  • Verano is paying 21.07X Goodness Growth’s estimated 2022 EBITDA and 11.25X estimated 2023 EBITDA.
  • The implied Goodness Growth share price of $2.39, based on the exchange ratio and Verano’s closing price on Jan. 31, is a 46% premium to GDNS’ closing price that day.

Table looking at Goodness Growth shares

The deal is also 36% dilutive to Verano on a pro forma 2022 EBITDA per-share basis.

Table looking at Goodness Growth shares
In conjunction with the transaction, Goodness Growth executed an amendment to its credit facility with Chicago Atlantic, allowing access to an additional $55 million of a delayed draw term loan for working capital, general corporate purposes and expansion of its New York operations.

Verano agreed to reimburse GDNS for all interest expenses above 10% until the closing or termination of the transaction.

The facility is relatively expensive, carrying a minimum cash interest rate of 13.375% and additional payment-in-kind interest of 2.75%.

The facility matures on April 30, 2023, and its refinancing represents an opportunity to improve the cash flow of GDNS.

The Viridian Credit Tracker ranks Verano as the fourth-strongest major multistate operator from a credit perspective, meaning it likely could refinance the debt at a rate below 9% after the deal closes.

Implications for the cannabis capital markets

Previously, Viridian Capital Advisors listed two potential catalysts that could make for a turnaround in cannabis stock prices:

  • Significant new M&A activity.
  • A renewed attempt at banking reform.

Both of these planks are now in place, and Tuesday’s stock prices show continued enthusiasm after a strong performance Monday.

Viridian has consistently pointed out that a significant driver of recent M&A activity is the gap between acquirer and target valuation multiples.

This transaction is the opposite: Verano is trading at only about 6.6X 2022 EBITDA, whereas the purchase price for GDNS implies a 21X multiple.

Verano is looking at the long-term strategic benefit of acquiring a portfolio of licensed and partially built-out assets that it can finish, improving its strategic and long-term financial position.

The New York license alone might be worth more than $200 million, and the opportunity to expand in this market justifies the premium valuation paid.

The market likely will see an uptick in strategic public/public M&A transactions, with the odds of more significant transactions increasing.

Other potential acquisition targets include Planet 13 Holdings and 4Front Ventures.

And larger, undervalued Tier 1 or 2 MSOs could begin to entertain strategic combinations.

Several of the top management groups of these companies come from investment banking backgrounds, and the financial and operating gains to scale are not lost on them.

The previous time cannabis stock prices fell off the cliff, it brought M&A activity to a virtual standstill.

This has not happened in the current market downturn, and this transaction represents why Viridian doesn’t expect it to.

The common wisdom is that since the stock is the primary acquisition currency, acquisitions should be less attractive when prices fall.

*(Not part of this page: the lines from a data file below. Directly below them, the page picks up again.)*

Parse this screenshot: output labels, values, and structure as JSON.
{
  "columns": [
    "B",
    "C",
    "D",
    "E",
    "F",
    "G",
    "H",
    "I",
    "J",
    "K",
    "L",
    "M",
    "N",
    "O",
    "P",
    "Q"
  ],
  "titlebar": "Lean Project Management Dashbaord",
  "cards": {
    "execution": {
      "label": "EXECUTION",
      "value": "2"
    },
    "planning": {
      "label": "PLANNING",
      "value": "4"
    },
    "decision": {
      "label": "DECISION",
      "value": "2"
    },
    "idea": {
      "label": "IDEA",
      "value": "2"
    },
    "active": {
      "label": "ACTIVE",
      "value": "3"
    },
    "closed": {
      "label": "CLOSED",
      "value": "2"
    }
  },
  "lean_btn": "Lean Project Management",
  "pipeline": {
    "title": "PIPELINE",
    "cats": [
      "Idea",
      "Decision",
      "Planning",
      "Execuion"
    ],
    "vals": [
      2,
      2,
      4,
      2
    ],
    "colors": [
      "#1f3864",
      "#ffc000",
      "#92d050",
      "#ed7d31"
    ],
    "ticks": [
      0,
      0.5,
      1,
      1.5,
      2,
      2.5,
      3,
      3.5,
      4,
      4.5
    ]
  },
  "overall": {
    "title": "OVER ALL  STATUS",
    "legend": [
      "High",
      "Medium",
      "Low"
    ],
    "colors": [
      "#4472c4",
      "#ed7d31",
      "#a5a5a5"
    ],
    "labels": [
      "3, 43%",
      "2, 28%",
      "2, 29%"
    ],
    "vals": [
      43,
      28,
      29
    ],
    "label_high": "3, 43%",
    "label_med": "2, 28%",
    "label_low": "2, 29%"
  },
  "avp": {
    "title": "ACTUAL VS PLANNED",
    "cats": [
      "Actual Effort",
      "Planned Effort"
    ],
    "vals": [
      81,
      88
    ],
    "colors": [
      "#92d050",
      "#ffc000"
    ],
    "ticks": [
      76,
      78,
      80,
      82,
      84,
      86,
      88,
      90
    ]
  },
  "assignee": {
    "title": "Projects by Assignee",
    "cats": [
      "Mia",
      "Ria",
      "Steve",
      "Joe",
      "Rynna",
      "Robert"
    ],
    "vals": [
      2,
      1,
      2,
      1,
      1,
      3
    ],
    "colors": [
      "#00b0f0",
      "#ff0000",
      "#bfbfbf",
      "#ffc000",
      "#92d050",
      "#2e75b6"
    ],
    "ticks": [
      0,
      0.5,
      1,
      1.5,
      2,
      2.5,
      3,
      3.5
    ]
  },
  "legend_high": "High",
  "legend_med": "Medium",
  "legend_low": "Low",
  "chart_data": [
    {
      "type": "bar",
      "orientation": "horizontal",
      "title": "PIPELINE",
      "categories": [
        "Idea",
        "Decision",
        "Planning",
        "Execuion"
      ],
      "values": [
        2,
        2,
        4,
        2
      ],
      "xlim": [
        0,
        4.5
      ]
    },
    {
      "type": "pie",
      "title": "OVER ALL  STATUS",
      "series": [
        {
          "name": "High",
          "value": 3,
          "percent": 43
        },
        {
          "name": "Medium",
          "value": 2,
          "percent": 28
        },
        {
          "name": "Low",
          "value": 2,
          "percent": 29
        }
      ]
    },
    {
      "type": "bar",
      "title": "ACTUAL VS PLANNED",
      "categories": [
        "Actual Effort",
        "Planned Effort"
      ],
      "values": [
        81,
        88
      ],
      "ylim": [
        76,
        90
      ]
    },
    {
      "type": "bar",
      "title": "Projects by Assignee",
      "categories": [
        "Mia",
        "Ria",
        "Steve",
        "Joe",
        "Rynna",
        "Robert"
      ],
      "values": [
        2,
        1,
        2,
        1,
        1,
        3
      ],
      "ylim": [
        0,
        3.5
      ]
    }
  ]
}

The fallacy of this argument is twofold:

  • Most acquisitions benefit from the valuation gap between large and small companies.
  • That common wisdom looks at the transaction only from the buyer’s perspective.

Like many major MSOs, Verano stock has been heavily punished in the latter half of 2021 and early 2022, and 6.6X next year’s EBITDA represents an extraordinarily attractive investment.

Sellers increasingly appear to be looking at the long-term investment potential of the acquirer’s stock and prefer receiving discounted stock rather than cash.

GDNS might well be looking at Verano stock as the gift that keeps on giving.